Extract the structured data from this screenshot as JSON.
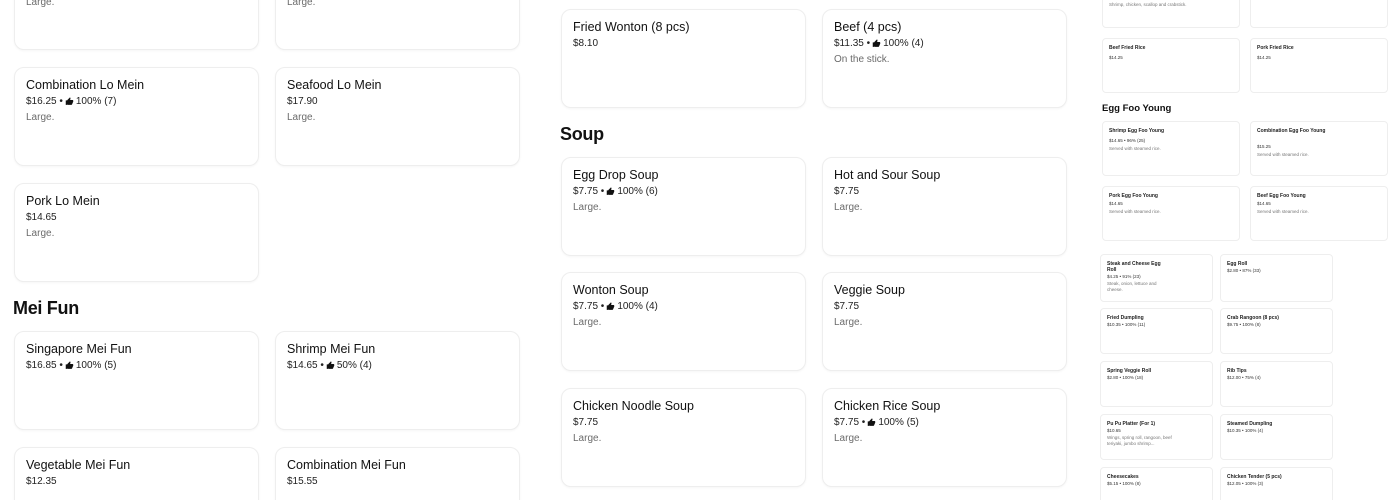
{
  "left_top": {
    "card1_desc": "Large.",
    "card2_desc": "Large."
  },
  "lo_mein": [
    {
      "name": "Combination Lo Mein",
      "price": "$16.25",
      "rating": "100% (7)",
      "desc": "Large."
    },
    {
      "name": "Seafood Lo Mein",
      "price": "$17.90",
      "rating": "",
      "desc": "Large."
    },
    {
      "name": "Pork Lo Mein",
      "price": "$14.65",
      "rating": "",
      "desc": "Large."
    }
  ],
  "mei_fun": {
    "title": "Mei Fun",
    "items": [
      {
        "name": "Singapore Mei Fun",
        "price": "$16.85",
        "rating": "100% (5)",
        "desc": ""
      },
      {
        "name": "Shrimp Mei Fun",
        "price": "$14.65",
        "rating": "50% (4)",
        "desc": ""
      },
      {
        "name": "Vegetable Mei Fun",
        "price": "$12.35",
        "rating": "",
        "desc": ""
      },
      {
        "name": "Combination Mei Fun",
        "price": "$15.55",
        "rating": "",
        "desc": ""
      }
    ]
  },
  "middle_top": [
    {
      "name": "Fried Wonton (8 pcs)",
      "price": "$8.10",
      "rating": "",
      "desc": ""
    },
    {
      "name": "Beef (4 pcs)",
      "price": "$11.35",
      "rating": "100% (4)",
      "desc": "On the stick."
    }
  ],
  "soup": {
    "title": "Soup",
    "items": [
      {
        "name": "Egg Drop Soup",
        "price": "$7.75",
        "rating": "100% (6)",
        "desc": "Large."
      },
      {
        "name": "Hot and Sour Soup",
        "price": "$7.75",
        "rating": "",
        "desc": "Large."
      },
      {
        "name": "Wonton Soup",
        "price": "$7.75",
        "rating": "100% (4)",
        "desc": "Large."
      },
      {
        "name": "Veggie Soup",
        "price": "$7.75",
        "rating": "",
        "desc": "Large."
      },
      {
        "name": "Chicken Noodle Soup",
        "price": "$7.75",
        "rating": "",
        "desc": "Large."
      },
      {
        "name": "Chicken Rice Soup",
        "price": "$7.75",
        "rating": "100% (5)",
        "desc": "Large."
      }
    ]
  },
  "mini": {
    "top_desc": "Shrimp, chicken, scallop and crabstick.",
    "fried_rice": [
      {
        "name": "Beef Fried Rice",
        "price": "$14.25"
      },
      {
        "name": "Pork Fried Rice",
        "price": "$14.25"
      }
    ],
    "egg_foo_title": "Egg Foo Young",
    "egg_foo": [
      {
        "name": "Shrimp Egg Foo Young",
        "meta": "$14.65 • 96% (25)",
        "desc": "Served with steamed rice."
      },
      {
        "name": "Combination Egg Foo Young",
        "meta": "$15.25",
        "desc": "Served with steamed rice."
      },
      {
        "name": "Pork Egg Foo Young",
        "meta": "$14.65",
        "desc": "Served with steamed rice."
      },
      {
        "name": "Beef Egg Foo Young",
        "meta": "$14.65",
        "desc": "Served with steamed rice."
      }
    ],
    "apps": [
      {
        "name": "Steak and Cheese Egg Roll",
        "meta": "$4.25 • 91% (23)",
        "desc": "Steak, onion, lettuce and cheese."
      },
      {
        "name": "Egg Roll",
        "meta": "$2.80 • 87% (33)",
        "desc": ""
      },
      {
        "name": "Fried Dumpling",
        "meta": "$10.35 • 100% (11)",
        "desc": ""
      },
      {
        "name": "Crab Rangoon (8 pcs)",
        "meta": "$9.75 • 100% (8)",
        "desc": ""
      },
      {
        "name": "Spring Veggie Roll",
        "meta": "$2.80 • 100% (18)",
        "desc": ""
      },
      {
        "name": "Rib Tips",
        "meta": "$12.00 • 75% (4)",
        "desc": ""
      },
      {
        "name": "Pu Pu Platter (For 1)",
        "meta": "$10.65",
        "desc": "Wings, spring roll, rangoon, beef teriyaki, jumbo shrimp..."
      },
      {
        "name": "Steamed Dumpling",
        "meta": "$10.35 • 100% (4)",
        "desc": ""
      },
      {
        "name": "Cheesecakes",
        "meta": "$5.15 • 100% (8)",
        "desc": ""
      },
      {
        "name": "Chicken Tender (5 pcs)",
        "meta": "$12.05 • 100% (3)",
        "desc": ""
      }
    ]
  }
}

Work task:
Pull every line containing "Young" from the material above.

Solution:
    "egg_foo_title": "Egg Foo Young",
        "name": "Shrimp Egg Foo Young",
        "name": "Combination Egg Foo Young",
        "name": "Pork Egg Foo Young",
        "name": "Beef Egg Foo Young",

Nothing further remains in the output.